European citizens should learn clearly about their citizens’ rights, laid down through an EU Citizenship Statute. Also, citizenship education in Europe should be strengthened. Content should include EU politics, EU citizenship and participatory democracy across the whole of Europe. Citizenship bestows rights but comes with certain duties as well. Curricula in Europe should contain elements of the rights and duties.
Do UK citizens know what EU citizenship means?
I believe that, if more had been known by the British public about the rights, freedoms and protections gifted by our former EU citizenship, the vote in 2016 might have been very different. (How democratic and valid that vote was is another issue.) It is only now that some British voters realise what they have lost through no longer being EU citizens. It’s not just the long queues at the borders after losing freedom of movement. We can bemoan the loss of consular protection by EU member states in countries not covered by UK representation. EU citizenship meant that we were protected by EU law and had recourse to the European Court if we felt our rights were violated. We had consumer protection, workers’ protection, and the right to work, study and settle in any other EU country. Our young people are missing out on this opportunity.
The swelling numbers of Brits who have now applied for Irish citizenship (on the grounds of their immigrant grannies) or German (on the grounds of their Jewish family fleeing from the Nazis) show that many value EU citizenship. How many of those who cannot make such ancestry claims would also have preferred to retain their EU citizenship? There is a website where you can support a group of Brits trying to recover our EU citizenship.
European citizenship of Brits living in the EU

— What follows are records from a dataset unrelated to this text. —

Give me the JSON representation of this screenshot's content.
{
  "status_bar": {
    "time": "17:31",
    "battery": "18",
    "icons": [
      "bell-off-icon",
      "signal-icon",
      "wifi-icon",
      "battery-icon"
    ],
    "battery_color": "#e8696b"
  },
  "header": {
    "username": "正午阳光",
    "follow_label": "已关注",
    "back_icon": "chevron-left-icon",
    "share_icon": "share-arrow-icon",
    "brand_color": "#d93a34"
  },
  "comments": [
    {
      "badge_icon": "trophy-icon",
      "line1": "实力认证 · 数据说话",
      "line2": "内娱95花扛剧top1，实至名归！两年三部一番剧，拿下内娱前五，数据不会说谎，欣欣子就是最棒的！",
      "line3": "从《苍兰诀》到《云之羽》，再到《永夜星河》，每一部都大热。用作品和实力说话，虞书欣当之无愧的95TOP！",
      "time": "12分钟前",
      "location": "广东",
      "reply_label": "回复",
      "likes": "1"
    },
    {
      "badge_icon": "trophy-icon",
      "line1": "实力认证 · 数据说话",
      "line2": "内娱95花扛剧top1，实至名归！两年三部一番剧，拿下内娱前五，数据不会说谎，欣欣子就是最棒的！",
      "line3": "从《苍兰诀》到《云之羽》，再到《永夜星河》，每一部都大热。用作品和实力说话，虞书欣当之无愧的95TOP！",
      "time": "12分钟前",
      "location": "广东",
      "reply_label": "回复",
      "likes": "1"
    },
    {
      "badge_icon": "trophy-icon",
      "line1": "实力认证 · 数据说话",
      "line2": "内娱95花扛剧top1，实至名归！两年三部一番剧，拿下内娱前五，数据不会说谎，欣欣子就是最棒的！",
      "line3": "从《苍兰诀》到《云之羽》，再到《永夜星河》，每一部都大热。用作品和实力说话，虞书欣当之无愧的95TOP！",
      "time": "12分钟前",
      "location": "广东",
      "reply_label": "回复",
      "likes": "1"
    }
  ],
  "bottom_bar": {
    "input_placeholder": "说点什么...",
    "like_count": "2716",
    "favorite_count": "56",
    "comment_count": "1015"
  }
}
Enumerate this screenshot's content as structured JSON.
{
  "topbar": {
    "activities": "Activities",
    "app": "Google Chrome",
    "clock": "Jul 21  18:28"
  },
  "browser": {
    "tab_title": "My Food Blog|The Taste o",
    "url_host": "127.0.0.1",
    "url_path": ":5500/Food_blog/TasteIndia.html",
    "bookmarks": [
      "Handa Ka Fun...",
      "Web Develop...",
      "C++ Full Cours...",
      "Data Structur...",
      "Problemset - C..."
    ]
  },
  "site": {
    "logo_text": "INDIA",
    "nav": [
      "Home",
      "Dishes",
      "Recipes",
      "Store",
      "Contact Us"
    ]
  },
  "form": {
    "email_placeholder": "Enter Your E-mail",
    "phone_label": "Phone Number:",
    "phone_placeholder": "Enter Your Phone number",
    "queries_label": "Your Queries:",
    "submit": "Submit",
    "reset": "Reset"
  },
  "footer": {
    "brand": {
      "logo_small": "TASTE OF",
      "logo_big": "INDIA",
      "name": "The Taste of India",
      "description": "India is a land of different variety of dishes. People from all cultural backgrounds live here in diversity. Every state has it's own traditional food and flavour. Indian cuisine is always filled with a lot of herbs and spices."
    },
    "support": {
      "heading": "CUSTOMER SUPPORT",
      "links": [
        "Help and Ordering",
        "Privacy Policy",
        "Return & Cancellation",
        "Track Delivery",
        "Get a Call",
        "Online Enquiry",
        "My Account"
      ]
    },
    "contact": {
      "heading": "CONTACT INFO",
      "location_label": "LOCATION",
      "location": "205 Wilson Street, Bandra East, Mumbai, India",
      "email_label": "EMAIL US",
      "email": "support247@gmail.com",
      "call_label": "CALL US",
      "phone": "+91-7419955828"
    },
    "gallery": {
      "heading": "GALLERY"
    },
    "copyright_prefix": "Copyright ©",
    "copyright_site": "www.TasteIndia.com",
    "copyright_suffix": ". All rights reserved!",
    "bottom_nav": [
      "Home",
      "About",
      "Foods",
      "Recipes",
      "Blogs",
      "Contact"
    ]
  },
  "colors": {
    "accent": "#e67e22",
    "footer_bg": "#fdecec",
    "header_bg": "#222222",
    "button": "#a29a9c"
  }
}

MEPs call on the Commission to develop a citizenship competences strategy. This should focus not only on “mobile” European citizens, along the lines of Parliament’s 2023 proposals, but also on third-country nationals who have resided in the EU for a long time. This would be of great interest to UK citizens who reside in EU countries. MEPs believe that they deserve, under certain circumstances, access to European citizenship.